**INSTRUCTIONS TO FOLLOW:** Set down the entries below exactly as written.

**Excerpts from an interface dataset:**
= Beginning of Section =
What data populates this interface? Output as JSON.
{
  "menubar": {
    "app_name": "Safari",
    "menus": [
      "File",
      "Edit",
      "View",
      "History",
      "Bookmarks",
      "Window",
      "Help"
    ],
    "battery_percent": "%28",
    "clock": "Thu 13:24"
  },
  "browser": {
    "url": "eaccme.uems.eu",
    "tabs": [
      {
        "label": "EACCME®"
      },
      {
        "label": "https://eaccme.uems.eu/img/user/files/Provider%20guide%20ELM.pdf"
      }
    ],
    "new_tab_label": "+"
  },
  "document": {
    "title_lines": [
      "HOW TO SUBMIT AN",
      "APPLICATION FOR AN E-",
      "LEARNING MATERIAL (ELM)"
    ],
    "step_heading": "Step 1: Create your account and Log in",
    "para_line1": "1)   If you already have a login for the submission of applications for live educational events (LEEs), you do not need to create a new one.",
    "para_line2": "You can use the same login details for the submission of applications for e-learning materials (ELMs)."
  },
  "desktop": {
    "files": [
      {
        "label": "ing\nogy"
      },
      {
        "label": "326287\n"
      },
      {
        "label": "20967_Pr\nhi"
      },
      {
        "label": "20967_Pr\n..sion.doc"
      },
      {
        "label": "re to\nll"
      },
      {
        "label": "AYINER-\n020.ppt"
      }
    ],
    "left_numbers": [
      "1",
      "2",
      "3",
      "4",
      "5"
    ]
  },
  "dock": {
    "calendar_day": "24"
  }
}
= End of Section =
**TASK ANSWER:**
What data populates this interface? Output as JSON.
{
  "menubar": {
    "app_name": "Safari",
    "menus": [
      "File",
      "Edit",
      "View",
      "History",
      "Bookmarks",
      "Window",
      "Help"
    ],
    "battery_percent": "%28",
    "clock": "Thu 13:24"
  },
  "browser": {
    "url": "eaccme.uems.eu",
    "tabs": [
      {
        "label": "EACCME®"
      },
      {
        "label": "https://eaccme.uems.eu/img/user/files/Provider%20guide%20ELM.pdf"
      }
    ],
    "new_tab_label": "+"
  },
  "document": {
    "title_lines": [
      "HOW TO SUBMIT AN",
      "APPLICATION FOR AN E-",
      "LEARNING MATERIAL (ELM)"
    ],
    "step_heading": "Step 1: Create your account and Log in",
    "para_line1": "1)   If you already have a login for the submission of applications for live educational events (LEEs), you do not need to create a new one.",
    "para_line2": "You can use the same login details for the submission of applications for e-learning materials (ELMs)."
  },
  "desktop": {
    "files": [
      {
        "label": "ing\nogy"
      },
      {
        "label": "326287\n"
      },
      {
        "label": "20967_Pr\nhi"
      },
      {
        "label": "20967_Pr\n..sion.doc"
      },
      {
        "label": "re to\nll"
      },
      {
        "label": "AYINER-\n020.ppt"
      }
    ],
    "left_numbers": [
      "1",
      "2",
      "3",
      "4",
      "5"
    ]
  },
  "dock": {
    "calendar_day": "24"
  }
}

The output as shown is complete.